__Exercise data__:

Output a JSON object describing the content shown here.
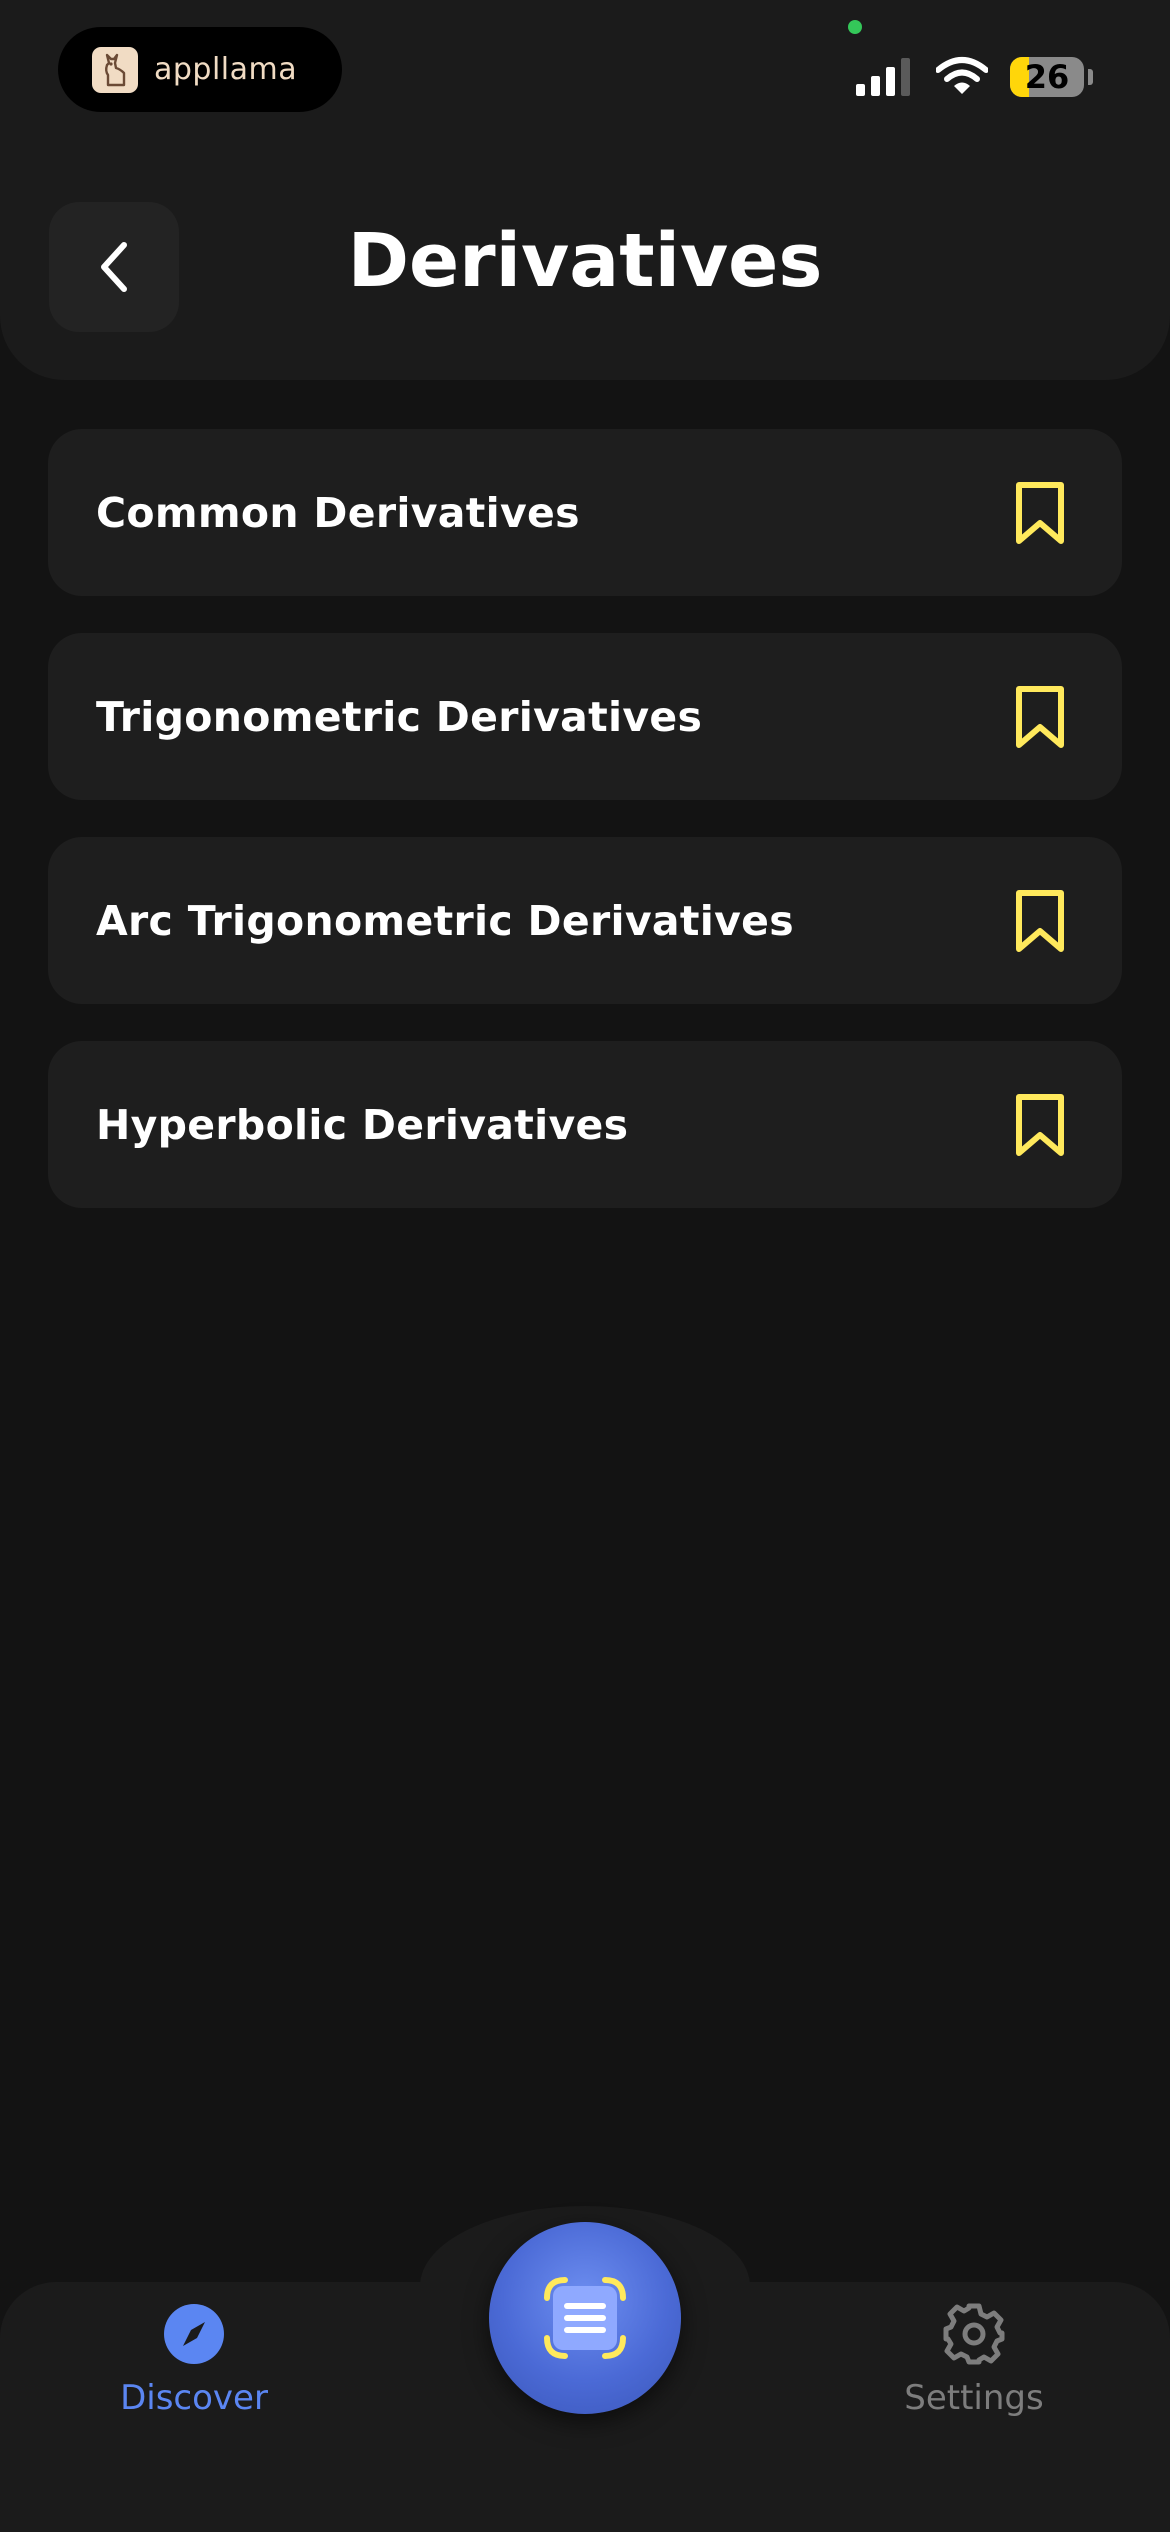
{
  "status_bar": {
    "app_name": "appllama",
    "battery_level": "26",
    "battery_fraction": 0.26
  },
  "header": {
    "title": "Derivatives"
  },
  "list": {
    "items": [
      {
        "label": "Common Derivatives"
      },
      {
        "label": "Trigonometric Derivatives"
      },
      {
        "label": "Arc Trigonometric Derivatives"
      },
      {
        "label": "Hyperbolic Derivatives"
      }
    ]
  },
  "bottom_nav": {
    "discover_label": "Discover",
    "settings_label": "Settings"
  },
  "colors": {
    "accent": "#5b86f2",
    "bookmark": "#ffe95c",
    "background": "#131313",
    "card": "#1e1e1e"
  },
  "icons": {
    "back": "chevron-left-icon",
    "bookmark": "bookmark-icon",
    "discover": "compass-icon",
    "scan": "scan-document-icon",
    "settings": "gear-icon"
  }
}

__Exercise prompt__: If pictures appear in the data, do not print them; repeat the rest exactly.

__Solution for this task__:
Output a JSON object describing the content shown here.
{
  "status_bar": {
    "app_name": "appllama",
    "battery_level": "26",
    "battery_fraction": 0.26
  },
  "header": {
    "title": "Derivatives"
  },
  "list": {
    "items": [
      {
        "label": "Common Derivatives"
      },
      {
        "label": "Trigonometric Derivatives"
      },
      {
        "label": "Arc Trigonometric Derivatives"
      },
      {
        "label": "Hyperbolic Derivatives"
      }
    ]
  },
  "bottom_nav": {
    "discover_label": "Discover",
    "settings_label": "Settings"
  },
  "colors": {
    "accent": "#5b86f2",
    "bookmark": "#ffe95c",
    "background": "#131313",
    "card": "#1e1e1e"
  },
  "icons": {
    "back": "chevron-left-icon",
    "bookmark": "bookmark-icon",
    "discover": "compass-icon",
    "scan": "scan-document-icon",
    "settings": "gear-icon"
  }
}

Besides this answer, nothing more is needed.